slide35
God’s love is “tolerant” meaning that the Lord put up with or endures with Jonah whose opinion differs from His own (Eph. 4:2).
slide36

His love is also “impersonal” meaning that God can love from His own divine nature sinners who are obnoxious and unattractive to Him, which Jonah is at this point in the narrative.

slide37

God’s love with respect to Jonah up to this point in the narrative is “unconditional” meaning that no matter what sin Jonah commits or how unfaithful he is or how rebellious, God never ever disowns him (Rm. 8:35, 39).

slide38

God’s love is “compassionate” meaning that God intensely desires and will act to alleviate the pain and suffering of another or remove its cause (1 John 3:16-17).

slide39

He is attempting to alleviate Jonah’s own self induced misery that is the result of his unjustifiable attitude towards His decision to spare the Ninevites.

slide40

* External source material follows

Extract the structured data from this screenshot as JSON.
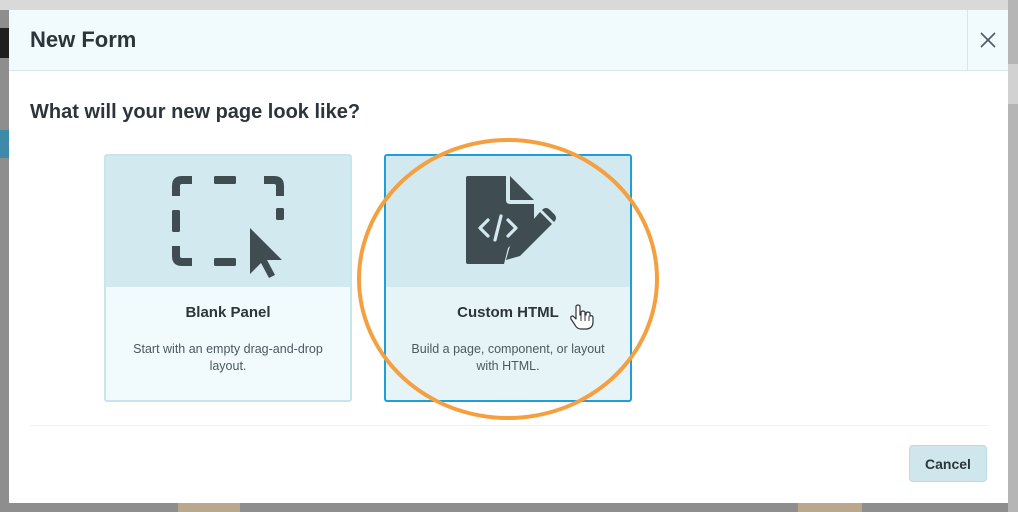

God’s love is “’magnanimous” towards Jonah meaning that the Lord is being generous in forgiving Jonah insulting Him by being angry with respect to His decision to spare the Ninevites.

slide41
The Lord is not vindictive toward Jonah for being angry about His decision to extend grace to the Ninevites.
the lord is generous tolerant patient moderate courageous and noble when dealing with angry jonah
The Lord is generous, tolerant, patient, moderate, courageous, and noble when dealing with angry Jonah.
slide44

The Lord is patient with Jonah in the sense that He will endure Jonah’s attempt to provoke Him and annoy Him without complaint and will not exercise His righteous indignation towards the prophet.

ad